The Real ID Act was passed in Congress in 2005 and took effect in Wisconsin in 2007. This makes it mandatory for states to turn driver’s licenses into federal identification cards, and social security numbers on driver’s licenses are required. As a result of this, individuals without documentation are not able to acquire a license to legally drive. Those who had previously been able to drive no longer have a valid license to do so. Other countries do not use Driver’s Licenses as a form of identification, therefore, immigrants in other countries do not have these issues.

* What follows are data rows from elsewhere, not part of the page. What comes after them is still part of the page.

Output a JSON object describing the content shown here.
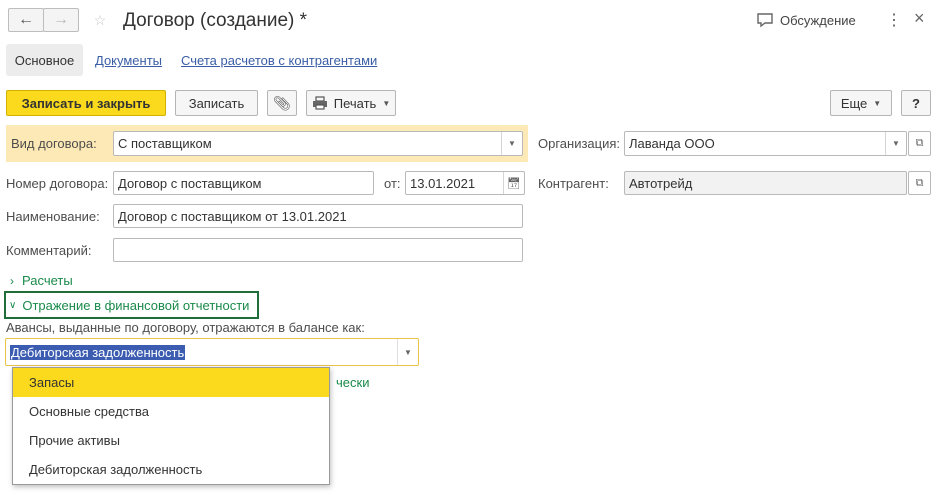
{
  "header": {
    "title": "Договор (создание) *",
    "discussion_label": "Обсуждение",
    "back_icon": "arrow-left-icon",
    "forward_icon": "arrow-right-icon"
  },
  "tabs": [
    {
      "label": "Основное",
      "active": true
    },
    {
      "label": "Документы",
      "active": false
    },
    {
      "label": "Счета расчетов с контрагентами",
      "active": false
    }
  ],
  "toolbar": {
    "save_close_label": "Записать и закрыть",
    "save_label": "Записать",
    "print_label": "Печать",
    "more_label": "Еще",
    "help_label": "?"
  },
  "form": {
    "contract_type": {
      "label": "Вид договора:",
      "value": "С поставщиком"
    },
    "organization": {
      "label": "Организация:",
      "value": "Лаванда ООО"
    },
    "contract_number": {
      "label": "Номер договора:",
      "value": "Договор с поставщиком"
    },
    "date": {
      "label": "от:",
      "value": "13.01.2021"
    },
    "counterparty": {
      "label": "Контрагент:",
      "value": "Автотрейд"
    },
    "name": {
      "label": "Наименование:",
      "value": "Договор с поставщиком от 13.01.2021"
    },
    "comment": {
      "label": "Комментарий:",
      "value": ""
    }
  },
  "groups": {
    "settlements": "Расчеты",
    "financial": "Отражение в финансовой отчетности"
  },
  "advances": {
    "label": "Авансы, выданные по договору, отражаются в балансе как:",
    "value": "Дебиторская задолженность",
    "hidden_link_tail": "чески"
  },
  "dropdown": {
    "options": [
      "Запасы",
      "Основные средства",
      "Прочие активы",
      "Дебиторская задолженность"
    ],
    "highlighted_index": 0
  },
  "colors": {
    "accent_yellow": "#fbd91c",
    "highlight_bg": "#fde9b5",
    "link_blue": "#3a5ea6",
    "group_green": "#1a8a4a",
    "frame_green": "#1f6e3a"
  }
}
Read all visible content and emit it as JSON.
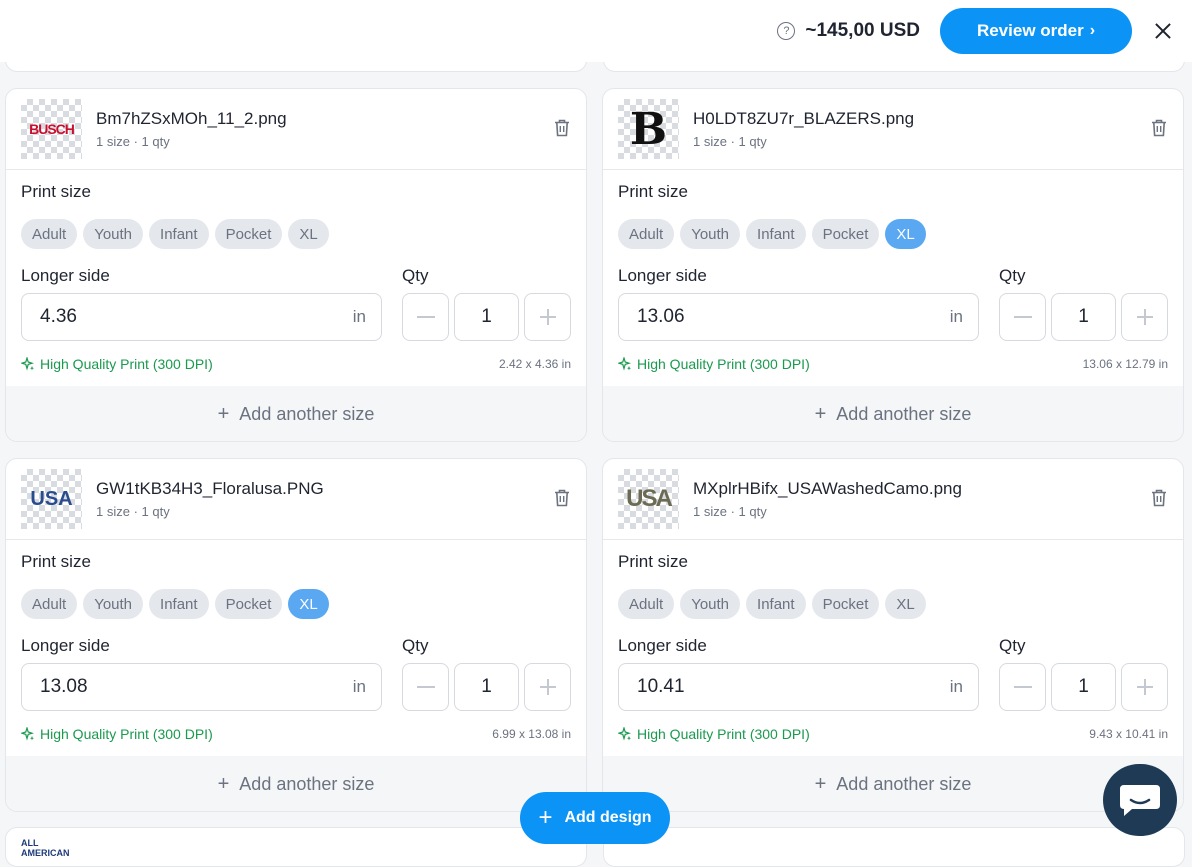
{
  "topbar": {
    "total": "~145,00 USD",
    "review_label": "Review order",
    "review_chevron": "›",
    "help_glyph": "?"
  },
  "labels": {
    "print_size": "Print size",
    "longer_side": "Longer side",
    "qty": "Qty",
    "unit": "in",
    "quality": "High Quality Print (300 DPI)",
    "add_size": "Add another size",
    "add_design": "Add design",
    "add_plus": "+"
  },
  "size_options": [
    "Adult",
    "Youth",
    "Infant",
    "Pocket",
    "XL"
  ],
  "designs": [
    {
      "filename": "Bm7hZSxMOh_11_2.png",
      "meta": "1 size · 1 qty",
      "selected_size": "",
      "longer_side": "4.36",
      "qty": "1",
      "dims": "2.42 x 4.36 in",
      "thumb_text": "BUSCH"
    },
    {
      "filename": "H0LDT8ZU7r_BLAZERS.png",
      "meta": "1 size · 1 qty",
      "selected_size": "XL",
      "longer_side": "13.06",
      "qty": "1",
      "dims": "13.06 x 12.79 in",
      "thumb_text": "B"
    },
    {
      "filename": "GW1tKB34H3_Floralusa.PNG",
      "meta": "1 size · 1 qty",
      "selected_size": "XL",
      "longer_side": "13.08",
      "qty": "1",
      "dims": "6.99 x 13.08 in",
      "thumb_text": "USA"
    },
    {
      "filename": "MXplrHBifx_USAWashedCamo.png",
      "meta": "1 size · 1 qty",
      "selected_size": "",
      "longer_side": "10.41",
      "qty": "1",
      "dims": "9.43 x 10.41 in",
      "thumb_text": "USA"
    }
  ],
  "colors": {
    "accent": "#0b93f6",
    "selected_chip": "#5aa7f2",
    "quality_green": "#1a9a4e",
    "chat": "#1e3a55"
  }
}
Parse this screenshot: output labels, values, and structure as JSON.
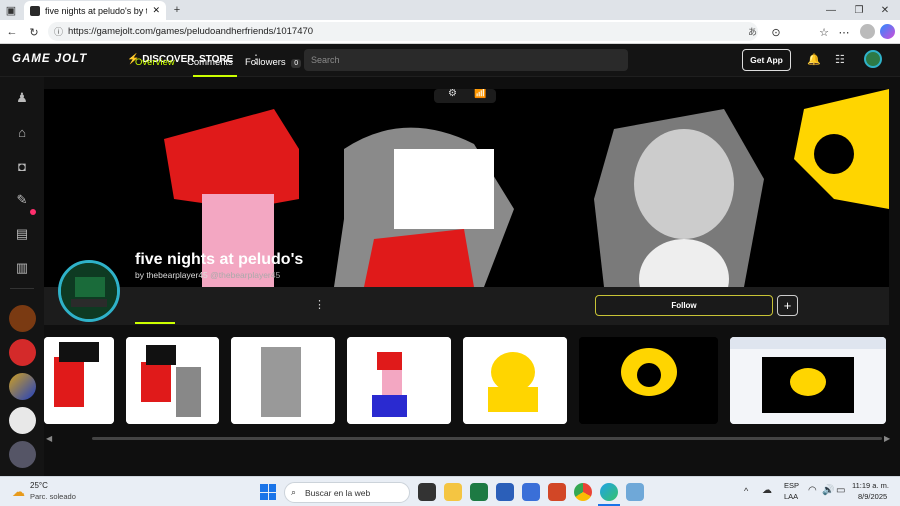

Once the federal government adapted driver’s licenses as a formal identification, it meant many individuals could no longer drive legally. This makes it harder for families to get to work, to take their kids to school, to buy groceries, and to live in general. Imagine always having the fear of being pulled over because you have to break the law to get you and your family around. It’s not because you are a bad driver, but because you do not have a social security number. And not only might you get a ticket, you can be deported for having even a minor traffic violation on your record. By receiving a ticket, your name is now in the system and Immigration and Customs Enforcement (ICE) can view that information. Now you run the risk of ICE coming to your door  because you needed to take your kids to school, you needed to go to work, or you needed to buy groceries.

The Real ID Act  has presented a public safety issue as these individuals do not have access to auto insurance or driving tests. The Real ID Act, however, allows states to form alternative driver’s licenses to provide a way to drive legally, to access driver’s education, and to obtain auto insurance. This would decrease legal infractions and would provide benefits to the economy, allowing workers to travel to job sites. 

Although fourteen other states have adopted alternative licenses, Wisconsin has not – even though undocumented immigrants were able to obtain driver’s cards in Wisconsin up until the year 2004. Though groups such as the Dairy Business Association support this bill, and JONAH’s Immigration Task Force has presented many arguments for legislators to consider, the bill did not get a committee hearing or vote, so was never introduced this past legislative period.

JONAH’s Immigration Task Force will keep working on this issue.
For more information: Immigration | WI (wisdomwisconsin.org)